Could you write out the listing below exactly as it stands, leaving out the pictures?
#####
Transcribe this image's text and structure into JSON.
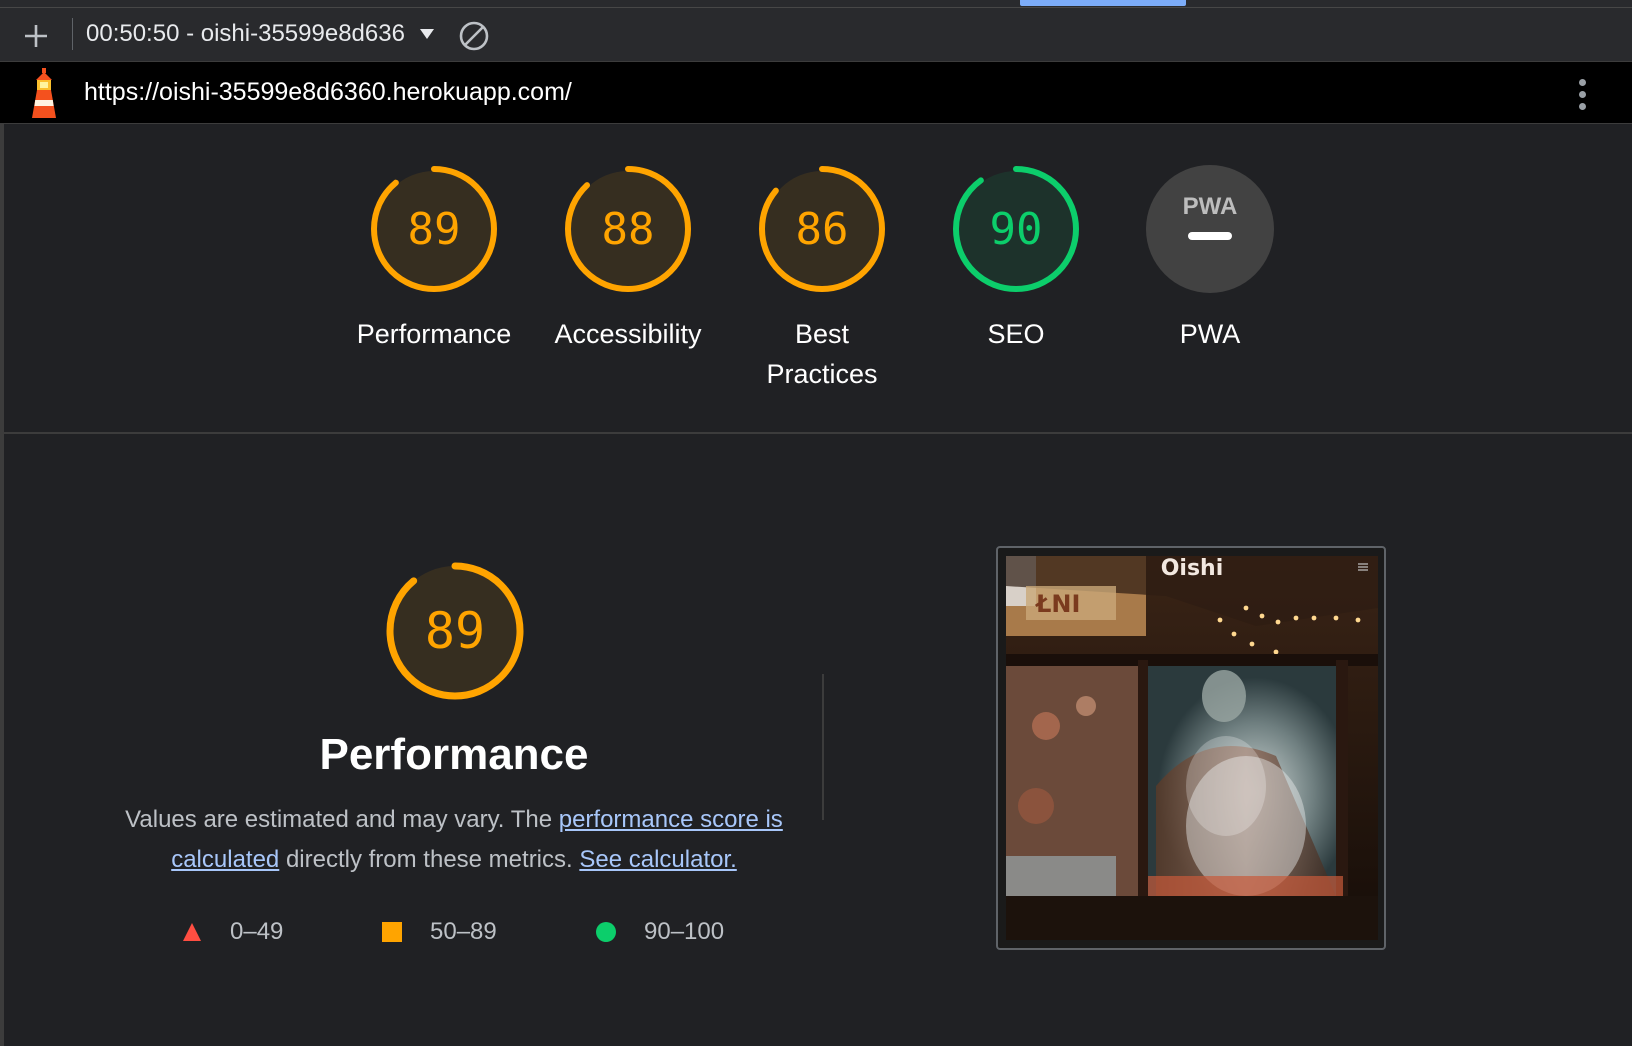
{
  "toolbar": {
    "report_label": "00:50:50 - oishi-35599e8d636",
    "new_report_icon": "plus-icon",
    "clear_icon": "block-icon"
  },
  "urlbar": {
    "logo_icon": "lighthouse-icon",
    "url": "https://oishi-35599e8d6360.herokuapp.com/",
    "menu_icon": "kebab-menu-icon"
  },
  "colors": {
    "average": "#ffa400",
    "pass": "#0cce6b",
    "fail": "#ff4e42",
    "link": "#a8c7fa"
  },
  "scores": [
    {
      "label": "Performance",
      "value": 89,
      "status": "average"
    },
    {
      "label": "Accessibility",
      "value": 88,
      "status": "average"
    },
    {
      "label": "Best Practices",
      "value": 86,
      "status": "average"
    },
    {
      "label": "SEO",
      "value": 90,
      "status": "pass"
    },
    {
      "label": "PWA",
      "value": null,
      "badge": "PWA",
      "status": "na"
    }
  ],
  "performance": {
    "score": "89",
    "title": "Performance",
    "desc_prefix": "Values are estimated and may vary. The ",
    "desc_link": "performance score is calculated",
    "desc_middle": " directly from these metrics. ",
    "calc_link": "See calculator.",
    "legend": [
      {
        "range": "0–49",
        "shape": "triangle"
      },
      {
        "range": "50–89",
        "shape": "square"
      },
      {
        "range": "90–100",
        "shape": "circle"
      }
    ]
  },
  "screenshot": {
    "brand": "Oishi",
    "menu_icon": "hamburger-icon"
  }
}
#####
Answer for this exercise:
Transcribe this image's text and structure into JSON.
{
  "toolbar": {
    "report_label": "00:50:50 - oishi-35599e8d636",
    "new_report_icon": "plus-icon",
    "clear_icon": "block-icon"
  },
  "urlbar": {
    "logo_icon": "lighthouse-icon",
    "url": "https://oishi-35599e8d6360.herokuapp.com/",
    "menu_icon": "kebab-menu-icon"
  },
  "colors": {
    "average": "#ffa400",
    "pass": "#0cce6b",
    "fail": "#ff4e42",
    "link": "#a8c7fa"
  },
  "scores": [
    {
      "label": "Performance",
      "value": 89,
      "status": "average"
    },
    {
      "label": "Accessibility",
      "value": 88,
      "status": "average"
    },
    {
      "label": "Best Practices",
      "value": 86,
      "status": "average"
    },
    {
      "label": "SEO",
      "value": 90,
      "status": "pass"
    },
    {
      "label": "PWA",
      "value": null,
      "badge": "PWA",
      "status": "na"
    }
  ],
  "performance": {
    "score": "89",
    "title": "Performance",
    "desc_prefix": "Values are estimated and may vary. The ",
    "desc_link": "performance score is calculated",
    "desc_middle": " directly from these metrics. ",
    "calc_link": "See calculator.",
    "legend": [
      {
        "range": "0–49",
        "shape": "triangle"
      },
      {
        "range": "50–89",
        "shape": "square"
      },
      {
        "range": "90–100",
        "shape": "circle"
      }
    ]
  },
  "screenshot": {
    "brand": "Oishi",
    "menu_icon": "hamburger-icon"
  }
}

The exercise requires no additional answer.